This week’s Text is a lesson plan, one of many, that I worked up to use with Lawrence Treat’s series of kid’s books, Crime and Puzzlement. I came across these materials in two books last year, to wit George Hillocks Jr.’s  otherwise unremarkable Teaching Argument Writing Grades 6-12: Supporting Claims with Relevant Evidence and Clear Reasoning (Portsmouth, NH: Heinemann, 2017), but also in two separate papers contained in Keith J. Holyoak and Robert G. Morrison’s (eds.) The Cambridge Handbook of Thinking and Reasoning (New York: Cambridge University Press, 2005). All three of these texts extolled the Crime and Puzzlement books as exemplary instructional material for teaching students to assess, analyze, and synthesize evidence in support of an argument and contention.

I ordered the first volume, broke it up and scanned texts for several of the “cases,” and tried them out in my classroom. My freshman English students jumped right into these, and clearly enjoyed them. So I knew I had to build a unit to rationalize the use of this material in my classroom.

Now, about four months later, that unit is nearing completion, and I have 72 lessons in the unit. This week’s Text offers you the first lesson plan in the Crime and Puzzlement Unit Plan. To teach this lesson, you’ll need this worksheet on the case entitled Boudoir. To “solve” the “case,” you’ll need the answer key. Depending on how you begin your class period and its duration, you may want to start the lesson with a do-now exercise, which for this lesson is this Cultural Literacy worksheet on Marie Antoinette’s probably apocryphal statement “Let them eat cake.”

Unfortunately, the Crime and Puzzlement books (there are three in total) appear to remain in copyright, so I don’t think I can ethically or legally post many of these lesson plans. If you choose to contrive your own material based on these books, I can post the unit plan (it’s not quite ready as of this writing) for you; it will contain the standards met, a lengthy, discursive justification for using these methods and materials, and other supporting documentation.

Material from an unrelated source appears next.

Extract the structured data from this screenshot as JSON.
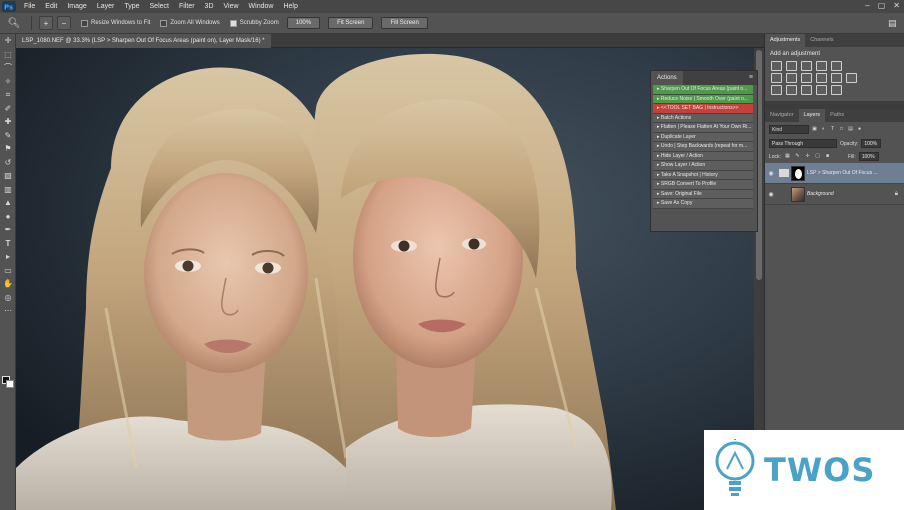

If you find typos in these documents, I would appreciate a notification. And, as always, if you find this material useful in your practice, I would be grateful to hear what you think of it. I seek your peer review.